(CNN) -- Two Texas lawmakers, upset that Houston was not picked as one of the retirement homes for NASA's space shuttles, introduced legislation Friday that would bring the Discovery shuttle to the city for 15 years.
NASA announced Tuesday the locations to receive the four remaining space shuttles -- three historic orbiters and the program's test vehicle.
The space shuttle Atlantis will be displayed at the Kennedy Space Center Visitor Complex in Florida; the Endeavour, at the California Science Center in Los Angeles; the Discovery, at the Smithsonian's National Air and Space Museum Steven F. Udvar-Hazy Center in Virginia; and the test shuttle Enterprise at the Intrepid Sea, Air & Space Museum in New York.
"The Smithsonian is America's museum. Over the years of their history, they have readily loaned major U.S. artifacts to the American people. What better community to host an orbiter than Houston, Texas," Rep. Sheila Jackson Lee, D-Texas, said in a statement. "America is a great country.
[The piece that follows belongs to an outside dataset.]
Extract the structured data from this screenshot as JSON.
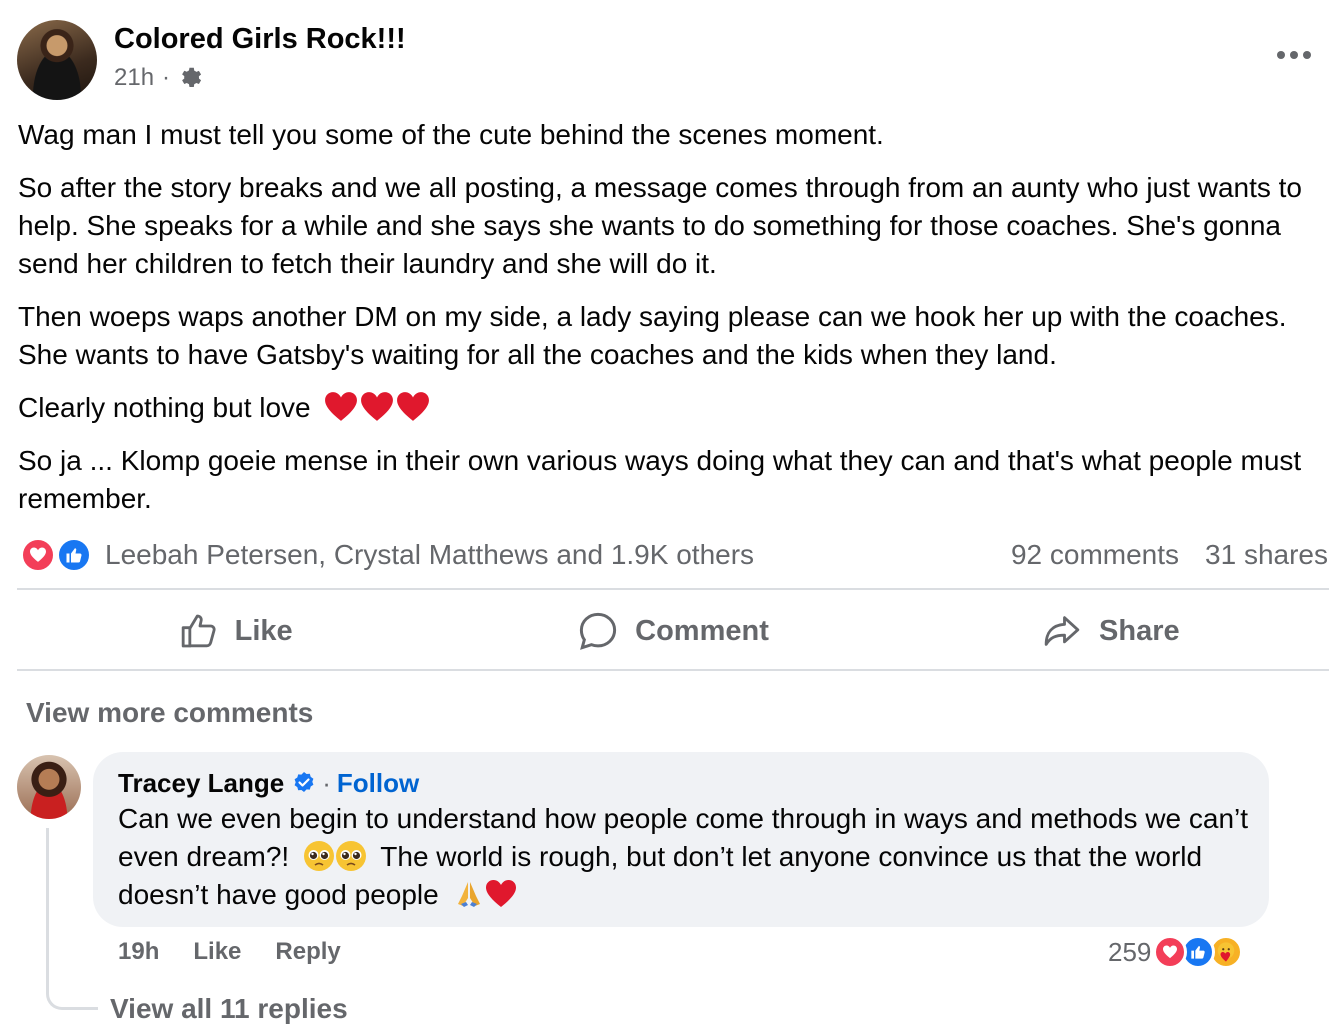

It is a fair country, and this is a solution that is both great and fair."
Houston is home to the Lyndon B. Johnson Space Center, which is where NASA's Mission Control Center is located.
"The goal of this bill is to reverse an unjust decision which would have an adverse economic impact on the city of Houston. The Johnson Space Center and its committed workforce have been a key component of the space shuttle program since it started in the 1980s," said Rep. Al Green, D-Texas, who introduced the legislation along with Jackson Lee.
Earlier this week, 17 members of the U.S. House of Representatives Texas delegation sent a letter to NASA Administrator Charles Bolden to express their disappointment and to say they were prepared to use their power in Congress to "stop this wasteful decision."
The decision the lawmakers seem most concerned about is the one to send the test shuttle Enterprise to New York. The Enterprise now is on display at the Smithsonian's National Air and Space Museum. The Enterprise, which never flew in space, will be moved to New York so the Smithsonian can make room for Discovery.
"It defies logic for a shuttle to go to New York City, a place with no connection to NASA. It's like putting the Statue of Liberty in Omaha," Rep. Ted Poe, R-Texas, said in a statement.
Housing a space shuttle is not just an honor -- it means money, according to the executive director of New York's Intrepid Museum. Susan Marenoff estimates that once the shuttle is in place, her museum will see an additional 300,000 people and $106 million in economic benefit.
That is a benefit Texans believe is rightfully theirs. Rep. Pete Olson, also a Texas Republican, bluntly reiterated that in a statement, saying, "No city in the world deserves a shuttle more than Houston, certainly not New York."